I'm not convinced there, either. Vista's chief problems seemed to be the change in the security model, with the Windows Firewall, and particularly UAC. Maybe I'm looking at it from too much of an enterprise perspective, but that is where I use Windows, in a large enterprise, and part of my job is doing the sort of thing UAC tries to stop, without UAC trying to stop it. Vista's security model was a significant factor in our organisation not upgrading. (The others were a lack of funding, and the fact that everyone else was avoiding it.) It was just going to be too much effort to bypass all of the bits and pieces we needed to so that we could install software and/or hardware without bothering our users. So we made a decision to wait for the next version.
This is quite different to our move to XP. That started out as a plan to move to Windows 2000, and a lot of work was done to prepare for that. When it was changed to XP, most of the work was already done, the only difference was the client operating system.
The problem is that we abandoned all the work (which was not much) that had been done on Vista before Windows 7 was available (because of the funding problems), so we hadn't been able to work out many of the issues prior to our current plans for Windows 7. (And, now we're rushing through it for a number of reasons, including the fact that our OS has fallen significantly behind our hardware.)
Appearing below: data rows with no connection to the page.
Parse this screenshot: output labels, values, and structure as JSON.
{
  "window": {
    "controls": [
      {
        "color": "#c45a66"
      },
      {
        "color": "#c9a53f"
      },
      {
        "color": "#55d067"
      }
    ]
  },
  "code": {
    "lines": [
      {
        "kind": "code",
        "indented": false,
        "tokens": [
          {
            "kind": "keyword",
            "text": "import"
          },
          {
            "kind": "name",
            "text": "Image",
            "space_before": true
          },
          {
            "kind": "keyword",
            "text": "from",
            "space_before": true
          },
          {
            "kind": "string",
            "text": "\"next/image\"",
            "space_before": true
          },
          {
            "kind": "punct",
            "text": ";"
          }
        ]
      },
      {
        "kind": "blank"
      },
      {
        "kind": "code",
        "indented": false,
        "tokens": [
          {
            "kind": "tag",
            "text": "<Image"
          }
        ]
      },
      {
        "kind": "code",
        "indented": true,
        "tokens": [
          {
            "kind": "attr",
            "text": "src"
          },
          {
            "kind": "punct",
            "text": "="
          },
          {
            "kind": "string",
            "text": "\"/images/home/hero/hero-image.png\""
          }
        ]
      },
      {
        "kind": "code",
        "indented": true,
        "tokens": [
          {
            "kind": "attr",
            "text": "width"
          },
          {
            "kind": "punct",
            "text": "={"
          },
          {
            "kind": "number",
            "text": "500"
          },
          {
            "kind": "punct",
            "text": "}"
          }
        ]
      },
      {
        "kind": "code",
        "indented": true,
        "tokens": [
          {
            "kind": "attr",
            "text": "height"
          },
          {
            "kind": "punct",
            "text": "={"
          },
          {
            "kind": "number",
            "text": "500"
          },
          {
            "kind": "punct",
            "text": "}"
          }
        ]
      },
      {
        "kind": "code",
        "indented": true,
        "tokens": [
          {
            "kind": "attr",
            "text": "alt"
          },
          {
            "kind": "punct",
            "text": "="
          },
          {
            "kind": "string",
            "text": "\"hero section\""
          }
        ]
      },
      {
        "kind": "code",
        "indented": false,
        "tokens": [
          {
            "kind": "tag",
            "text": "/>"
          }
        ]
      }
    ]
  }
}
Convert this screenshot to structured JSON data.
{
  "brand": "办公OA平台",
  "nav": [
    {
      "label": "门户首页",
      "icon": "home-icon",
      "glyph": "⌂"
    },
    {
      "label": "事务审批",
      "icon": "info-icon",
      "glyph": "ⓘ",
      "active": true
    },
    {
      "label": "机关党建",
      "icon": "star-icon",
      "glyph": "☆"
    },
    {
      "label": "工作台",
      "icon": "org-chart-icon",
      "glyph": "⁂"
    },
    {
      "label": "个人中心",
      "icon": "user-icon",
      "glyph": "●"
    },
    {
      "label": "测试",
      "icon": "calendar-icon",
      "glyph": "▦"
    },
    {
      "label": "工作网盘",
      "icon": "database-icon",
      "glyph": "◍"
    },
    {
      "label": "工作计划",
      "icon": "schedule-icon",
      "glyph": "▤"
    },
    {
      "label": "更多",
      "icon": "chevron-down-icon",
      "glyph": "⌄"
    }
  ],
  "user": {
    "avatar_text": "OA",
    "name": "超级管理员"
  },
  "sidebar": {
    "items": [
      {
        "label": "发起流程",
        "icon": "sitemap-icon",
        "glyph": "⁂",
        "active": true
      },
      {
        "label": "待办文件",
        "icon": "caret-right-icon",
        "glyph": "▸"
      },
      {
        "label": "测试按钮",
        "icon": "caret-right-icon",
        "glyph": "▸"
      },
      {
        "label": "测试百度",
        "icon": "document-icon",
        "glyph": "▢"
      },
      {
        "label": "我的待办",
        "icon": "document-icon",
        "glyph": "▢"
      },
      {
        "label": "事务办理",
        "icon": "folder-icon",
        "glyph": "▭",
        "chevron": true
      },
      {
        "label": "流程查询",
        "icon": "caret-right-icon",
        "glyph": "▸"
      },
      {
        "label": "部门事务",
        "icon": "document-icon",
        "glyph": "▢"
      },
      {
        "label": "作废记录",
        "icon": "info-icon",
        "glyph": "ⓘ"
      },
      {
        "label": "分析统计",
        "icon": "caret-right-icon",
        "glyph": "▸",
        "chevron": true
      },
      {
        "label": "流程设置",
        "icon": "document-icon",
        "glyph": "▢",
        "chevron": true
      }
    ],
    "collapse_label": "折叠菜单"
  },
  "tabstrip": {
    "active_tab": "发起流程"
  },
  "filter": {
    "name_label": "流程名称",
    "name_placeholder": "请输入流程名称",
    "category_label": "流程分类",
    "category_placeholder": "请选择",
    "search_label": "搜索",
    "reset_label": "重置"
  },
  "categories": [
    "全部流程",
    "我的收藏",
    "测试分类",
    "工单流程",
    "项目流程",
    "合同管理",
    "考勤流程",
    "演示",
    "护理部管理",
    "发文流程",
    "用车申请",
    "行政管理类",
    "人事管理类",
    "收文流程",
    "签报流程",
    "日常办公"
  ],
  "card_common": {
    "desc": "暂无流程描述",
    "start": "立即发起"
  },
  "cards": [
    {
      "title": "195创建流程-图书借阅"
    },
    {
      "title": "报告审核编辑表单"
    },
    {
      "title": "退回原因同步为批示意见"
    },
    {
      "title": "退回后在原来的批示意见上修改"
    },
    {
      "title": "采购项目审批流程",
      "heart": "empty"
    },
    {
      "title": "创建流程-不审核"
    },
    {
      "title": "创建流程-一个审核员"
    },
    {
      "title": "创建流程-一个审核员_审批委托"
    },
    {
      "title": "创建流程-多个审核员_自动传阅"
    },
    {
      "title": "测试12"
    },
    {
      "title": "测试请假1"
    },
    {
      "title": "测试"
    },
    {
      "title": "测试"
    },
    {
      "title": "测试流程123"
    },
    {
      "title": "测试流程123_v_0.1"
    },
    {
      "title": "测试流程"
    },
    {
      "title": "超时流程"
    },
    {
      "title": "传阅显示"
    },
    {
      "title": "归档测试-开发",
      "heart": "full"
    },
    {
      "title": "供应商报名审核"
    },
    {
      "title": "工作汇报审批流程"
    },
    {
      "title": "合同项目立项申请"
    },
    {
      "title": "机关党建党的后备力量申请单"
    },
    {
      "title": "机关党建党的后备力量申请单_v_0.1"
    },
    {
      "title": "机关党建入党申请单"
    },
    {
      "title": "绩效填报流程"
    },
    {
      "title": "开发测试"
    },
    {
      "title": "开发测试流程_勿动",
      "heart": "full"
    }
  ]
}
In any case, my point, and I do mean to get back to it, is that Windows 7 might actually be a service pack release for Vista, but I don't think it counts as Vista "done right". At least not from an enterprise perspective, and shouldn't Microsoft be more concerned about their enterprise clients? Especially if they're going to give us 7 different versions of Windows including Business and Enterprise?